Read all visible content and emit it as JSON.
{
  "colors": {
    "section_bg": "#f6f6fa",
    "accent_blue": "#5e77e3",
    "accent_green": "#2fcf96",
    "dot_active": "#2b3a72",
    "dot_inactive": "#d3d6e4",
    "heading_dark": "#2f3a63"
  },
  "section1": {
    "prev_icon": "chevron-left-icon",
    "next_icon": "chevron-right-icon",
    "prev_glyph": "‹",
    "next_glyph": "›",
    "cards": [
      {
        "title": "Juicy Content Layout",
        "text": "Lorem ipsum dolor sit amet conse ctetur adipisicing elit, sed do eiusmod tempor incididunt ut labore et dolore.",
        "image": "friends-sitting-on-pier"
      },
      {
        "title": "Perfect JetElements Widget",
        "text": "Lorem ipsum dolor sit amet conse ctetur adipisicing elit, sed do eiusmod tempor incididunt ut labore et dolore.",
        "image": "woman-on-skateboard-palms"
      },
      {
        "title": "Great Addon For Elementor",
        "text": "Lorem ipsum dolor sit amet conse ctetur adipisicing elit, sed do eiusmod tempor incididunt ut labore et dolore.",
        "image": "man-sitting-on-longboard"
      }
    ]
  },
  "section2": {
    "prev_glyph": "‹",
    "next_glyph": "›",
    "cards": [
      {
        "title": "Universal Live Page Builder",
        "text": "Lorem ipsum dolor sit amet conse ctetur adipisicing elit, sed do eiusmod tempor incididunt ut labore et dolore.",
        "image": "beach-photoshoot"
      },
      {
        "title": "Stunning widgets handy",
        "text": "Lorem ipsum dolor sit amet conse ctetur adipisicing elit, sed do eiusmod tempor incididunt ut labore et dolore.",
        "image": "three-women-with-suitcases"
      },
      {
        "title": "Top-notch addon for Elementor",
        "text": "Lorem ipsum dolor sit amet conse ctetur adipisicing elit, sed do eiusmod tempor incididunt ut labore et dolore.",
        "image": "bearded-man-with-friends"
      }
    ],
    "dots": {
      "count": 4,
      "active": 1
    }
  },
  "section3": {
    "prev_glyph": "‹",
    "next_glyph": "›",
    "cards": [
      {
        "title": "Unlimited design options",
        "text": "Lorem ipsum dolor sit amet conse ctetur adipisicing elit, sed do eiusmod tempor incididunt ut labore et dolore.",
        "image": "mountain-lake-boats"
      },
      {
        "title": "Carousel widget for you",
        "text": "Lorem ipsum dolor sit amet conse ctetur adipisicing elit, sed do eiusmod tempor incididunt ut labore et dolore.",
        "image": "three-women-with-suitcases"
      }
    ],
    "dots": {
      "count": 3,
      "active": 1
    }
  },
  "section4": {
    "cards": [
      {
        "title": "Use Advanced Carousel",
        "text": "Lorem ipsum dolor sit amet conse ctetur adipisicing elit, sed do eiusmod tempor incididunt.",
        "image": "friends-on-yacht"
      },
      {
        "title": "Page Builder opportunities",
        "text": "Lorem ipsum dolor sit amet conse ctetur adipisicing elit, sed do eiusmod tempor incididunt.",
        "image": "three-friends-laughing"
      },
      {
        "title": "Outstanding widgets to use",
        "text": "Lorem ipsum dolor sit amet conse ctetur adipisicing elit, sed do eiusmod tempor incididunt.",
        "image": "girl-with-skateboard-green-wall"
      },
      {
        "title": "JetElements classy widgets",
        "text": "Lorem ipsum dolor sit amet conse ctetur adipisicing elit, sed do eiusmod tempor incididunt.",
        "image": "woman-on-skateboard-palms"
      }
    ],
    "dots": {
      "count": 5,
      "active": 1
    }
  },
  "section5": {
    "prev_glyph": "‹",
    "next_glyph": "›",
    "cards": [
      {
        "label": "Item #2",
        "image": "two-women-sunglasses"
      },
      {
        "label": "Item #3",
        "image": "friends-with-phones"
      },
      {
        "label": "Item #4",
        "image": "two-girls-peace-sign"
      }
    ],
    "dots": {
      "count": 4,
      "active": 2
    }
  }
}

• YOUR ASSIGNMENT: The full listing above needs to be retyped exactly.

• OUTPUT BELOW:
Read all visible content and emit it as JSON.
{
  "colors": {
    "section_bg": "#f6f6fa",
    "accent_blue": "#5e77e3",
    "accent_green": "#2fcf96",
    "dot_active": "#2b3a72",
    "dot_inactive": "#d3d6e4",
    "heading_dark": "#2f3a63"
  },
  "section1": {
    "prev_icon": "chevron-left-icon",
    "next_icon": "chevron-right-icon",
    "prev_glyph": "‹",
    "next_glyph": "›",
    "cards": [
      {
        "title": "Juicy Content Layout",
        "text": "Lorem ipsum dolor sit amet conse ctetur adipisicing elit, sed do eiusmod tempor incididunt ut labore et dolore.",
        "image": "friends-sitting-on-pier"
      },
      {
        "title": "Perfect JetElements Widget",
        "text": "Lorem ipsum dolor sit amet conse ctetur adipisicing elit, sed do eiusmod tempor incididunt ut labore et dolore.",
        "image": "woman-on-skateboard-palms"
      },
      {
        "title": "Great Addon For Elementor",
        "text": "Lorem ipsum dolor sit amet conse ctetur adipisicing elit, sed do eiusmod tempor incididunt ut labore et dolore.",
        "image": "man-sitting-on-longboard"
      }
    ]
  },
  "section2": {
    "prev_glyph": "‹",
    "next_glyph": "›",
    "cards": [
      {
        "title": "Universal Live Page Builder",
        "text": "Lorem ipsum dolor sit amet conse ctetur adipisicing elit, sed do eiusmod tempor incididunt ut labore et dolore.",
        "image": "beach-photoshoot"
      },
      {
        "title": "Stunning widgets handy",
        "text": "Lorem ipsum dolor sit amet conse ctetur adipisicing elit, sed do eiusmod tempor incididunt ut labore et dolore.",
        "image": "three-women-with-suitcases"
      },
      {
        "title": "Top-notch addon for Elementor",
        "text": "Lorem ipsum dolor sit amet conse ctetur adipisicing elit, sed do eiusmod tempor incididunt ut labore et dolore.",
        "image": "bearded-man-with-friends"
      }
    ],
    "dots": {
      "count": 4,
      "active": 1
    }
  },
  "section3": {
    "prev_glyph": "‹",
    "next_glyph": "›",
    "cards": [
      {
        "title": "Unlimited design options",
        "text": "Lorem ipsum dolor sit amet conse ctetur adipisicing elit, sed do eiusmod tempor incididunt ut labore et dolore.",
        "image": "mountain-lake-boats"
      },
      {
        "title": "Carousel widget for you",
        "text": "Lorem ipsum dolor sit amet conse ctetur adipisicing elit, sed do eiusmod tempor incididunt ut labore et dolore.",
        "image": "three-women-with-suitcases"
      }
    ],
    "dots": {
      "count": 3,
      "active": 1
    }
  },
  "section4": {
    "cards": [
      {
        "title": "Use Advanced Carousel",
        "text": "Lorem ipsum dolor sit amet conse ctetur adipisicing elit, sed do eiusmod tempor incididunt.",
        "image": "friends-on-yacht"
      },
      {
        "title": "Page Builder opportunities",
        "text": "Lorem ipsum dolor sit amet conse ctetur adipisicing elit, sed do eiusmod tempor incididunt.",
        "image": "three-friends-laughing"
      },
      {
        "title": "Outstanding widgets to use",
        "text": "Lorem ipsum dolor sit amet conse ctetur adipisicing elit, sed do eiusmod tempor incididunt.",
        "image": "girl-with-skateboard-green-wall"
      },
      {
        "title": "JetElements classy widgets",
        "text": "Lorem ipsum dolor sit amet conse ctetur adipisicing elit, sed do eiusmod tempor incididunt.",
        "image": "woman-on-skateboard-palms"
      }
    ],
    "dots": {
      "count": 5,
      "active": 1
    }
  },
  "section5": {
    "prev_glyph": "‹",
    "next_glyph": "›",
    "cards": [
      {
        "label": "Item #2",
        "image": "two-women-sunglasses"
      },
      {
        "label": "Item #3",
        "image": "friends-with-phones"
      },
      {
        "label": "Item #4",
        "image": "two-girls-peace-sign"
      }
    ],
    "dots": {
      "count": 4,
      "active": 2
    }
  }
}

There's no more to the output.